→ **Task brief**
Retype all of the data. Every line must match exactly.

*** Data excerpts ***

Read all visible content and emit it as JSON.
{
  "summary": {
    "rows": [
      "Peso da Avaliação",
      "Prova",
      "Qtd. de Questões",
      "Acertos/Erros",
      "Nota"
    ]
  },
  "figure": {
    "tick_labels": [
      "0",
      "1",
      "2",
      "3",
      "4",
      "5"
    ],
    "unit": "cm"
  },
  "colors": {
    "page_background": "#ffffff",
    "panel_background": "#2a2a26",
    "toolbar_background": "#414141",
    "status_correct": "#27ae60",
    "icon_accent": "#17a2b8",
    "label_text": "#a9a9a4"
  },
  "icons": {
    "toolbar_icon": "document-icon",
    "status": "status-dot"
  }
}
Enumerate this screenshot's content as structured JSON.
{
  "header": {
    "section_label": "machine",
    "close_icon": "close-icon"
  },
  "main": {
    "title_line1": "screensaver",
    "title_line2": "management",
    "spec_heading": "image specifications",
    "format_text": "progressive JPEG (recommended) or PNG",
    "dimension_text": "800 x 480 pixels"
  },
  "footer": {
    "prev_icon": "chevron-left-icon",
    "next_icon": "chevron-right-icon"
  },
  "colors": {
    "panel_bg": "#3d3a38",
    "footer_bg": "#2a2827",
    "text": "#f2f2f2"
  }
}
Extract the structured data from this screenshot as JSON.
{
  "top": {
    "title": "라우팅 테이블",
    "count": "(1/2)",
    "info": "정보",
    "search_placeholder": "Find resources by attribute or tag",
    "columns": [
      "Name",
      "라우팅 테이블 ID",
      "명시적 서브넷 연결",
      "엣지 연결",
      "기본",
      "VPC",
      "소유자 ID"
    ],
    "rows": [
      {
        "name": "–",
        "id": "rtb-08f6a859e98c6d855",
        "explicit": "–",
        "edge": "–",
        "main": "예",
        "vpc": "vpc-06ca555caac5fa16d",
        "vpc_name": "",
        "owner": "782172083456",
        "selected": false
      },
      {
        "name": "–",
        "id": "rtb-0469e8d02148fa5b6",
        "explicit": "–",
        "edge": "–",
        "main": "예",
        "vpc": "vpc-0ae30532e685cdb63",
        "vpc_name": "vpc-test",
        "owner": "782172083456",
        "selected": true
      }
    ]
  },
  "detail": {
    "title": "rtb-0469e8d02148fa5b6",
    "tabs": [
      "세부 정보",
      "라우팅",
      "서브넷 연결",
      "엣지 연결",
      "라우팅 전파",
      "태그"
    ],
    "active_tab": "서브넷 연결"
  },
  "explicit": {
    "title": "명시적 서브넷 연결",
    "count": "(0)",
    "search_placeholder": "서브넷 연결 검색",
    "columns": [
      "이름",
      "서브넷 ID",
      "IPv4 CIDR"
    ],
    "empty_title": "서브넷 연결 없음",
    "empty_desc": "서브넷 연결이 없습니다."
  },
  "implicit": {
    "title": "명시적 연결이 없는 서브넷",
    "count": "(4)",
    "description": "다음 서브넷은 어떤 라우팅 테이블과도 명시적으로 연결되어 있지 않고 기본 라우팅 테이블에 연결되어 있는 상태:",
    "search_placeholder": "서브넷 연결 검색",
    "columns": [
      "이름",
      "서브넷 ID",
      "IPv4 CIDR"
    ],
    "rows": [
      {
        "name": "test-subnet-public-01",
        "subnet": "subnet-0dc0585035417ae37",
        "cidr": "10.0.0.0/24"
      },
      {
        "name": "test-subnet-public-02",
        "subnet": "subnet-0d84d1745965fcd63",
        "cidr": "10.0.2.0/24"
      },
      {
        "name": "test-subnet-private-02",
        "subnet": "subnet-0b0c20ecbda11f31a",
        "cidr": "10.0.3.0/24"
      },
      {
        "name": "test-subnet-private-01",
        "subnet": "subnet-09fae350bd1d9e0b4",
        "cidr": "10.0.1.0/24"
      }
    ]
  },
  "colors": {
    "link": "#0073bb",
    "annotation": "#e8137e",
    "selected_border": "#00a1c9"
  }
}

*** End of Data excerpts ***

→ **Expected answer**
Read all visible content and emit it as JSON.
{
  "summary": {
    "rows": [
      "Peso da Avaliação",
      "Prova",
      "Qtd. de Questões",
      "Acertos/Erros",
      "Nota"
    ]
  },
  "figure": {
    "tick_labels": [
      "0",
      "1",
      "2",
      "3",
      "4",
      "5"
    ],
    "unit": "cm"
  },
  "colors": {
    "page_background": "#ffffff",
    "panel_background": "#2a2a26",
    "toolbar_background": "#414141",
    "status_correct": "#27ae60",
    "icon_accent": "#17a2b8",
    "label_text": "#a9a9a4"
  },
  "icons": {
    "toolbar_icon": "document-icon",
    "status": "status-dot"
  }
}
Enumerate this screenshot's content as structured JSON.
{
  "header": {
    "section_label": "machine",
    "close_icon": "close-icon"
  },
  "main": {
    "title_line1": "screensaver",
    "title_line2": "management",
    "spec_heading": "image specifications",
    "format_text": "progressive JPEG (recommended) or PNG",
    "dimension_text": "800 x 480 pixels"
  },
  "footer": {
    "prev_icon": "chevron-left-icon",
    "next_icon": "chevron-right-icon"
  },
  "colors": {
    "panel_bg": "#3d3a38",
    "footer_bg": "#2a2827",
    "text": "#f2f2f2"
  }
}
Extract the structured data from this screenshot as JSON.
{
  "top": {
    "title": "라우팅 테이블",
    "count": "(1/2)",
    "info": "정보",
    "search_placeholder": "Find resources by attribute or tag",
    "columns": [
      "Name",
      "라우팅 테이블 ID",
      "명시적 서브넷 연결",
      "엣지 연결",
      "기본",
      "VPC",
      "소유자 ID"
    ],
    "rows": [
      {
        "name": "–",
        "id": "rtb-08f6a859e98c6d855",
        "explicit": "–",
        "edge": "–",
        "main": "예",
        "vpc": "vpc-06ca555caac5fa16d",
        "vpc_name": "",
        "owner": "782172083456",
        "selected": false
      },
      {
        "name": "–",
        "id": "rtb-0469e8d02148fa5b6",
        "explicit": "–",
        "edge": "–",
        "main": "예",
        "vpc": "vpc-0ae30532e685cdb63",
        "vpc_name": "vpc-test",
        "owner": "782172083456",
        "selected": true
      }
    ]
  },
  "detail": {
    "title": "rtb-0469e8d02148fa5b6",
    "tabs": [
      "세부 정보",
      "라우팅",
      "서브넷 연결",
      "엣지 연결",
      "라우팅 전파",
      "태그"
    ],
    "active_tab": "서브넷 연결"
  },
  "explicit": {
    "title": "명시적 서브넷 연결",
    "count": "(0)",
    "search_placeholder": "서브넷 연결 검색",
    "columns": [
      "이름",
      "서브넷 ID",
      "IPv4 CIDR"
    ],
    "empty_title": "서브넷 연결 없음",
    "empty_desc": "서브넷 연결이 없습니다."
  },
  "implicit": {
    "title": "명시적 연결이 없는 서브넷",
    "count": "(4)",
    "description": "다음 서브넷은 어떤 라우팅 테이블과도 명시적으로 연결되어 있지 않고 기본 라우팅 테이블에 연결되어 있는 상태:",
    "search_placeholder": "서브넷 연결 검색",
    "columns": [
      "이름",
      "서브넷 ID",
      "IPv4 CIDR"
    ],
    "rows": [
      {
        "name": "test-subnet-public-01",
        "subnet": "subnet-0dc0585035417ae37",
        "cidr": "10.0.0.0/24"
      },
      {
        "name": "test-subnet-public-02",
        "subnet": "subnet-0d84d1745965fcd63",
        "cidr": "10.0.2.0/24"
      },
      {
        "name": "test-subnet-private-02",
        "subnet": "subnet-0b0c20ecbda11f31a",
        "cidr": "10.0.3.0/24"
      },
      {
        "name": "test-subnet-private-01",
        "subnet": "subnet-09fae350bd1d9e0b4",
        "cidr": "10.0.1.0/24"
      }
    ]
  },
  "colors": {
    "link": "#0073bb",
    "annotation": "#e8137e",
    "selected_border": "#00a1c9"
  }
}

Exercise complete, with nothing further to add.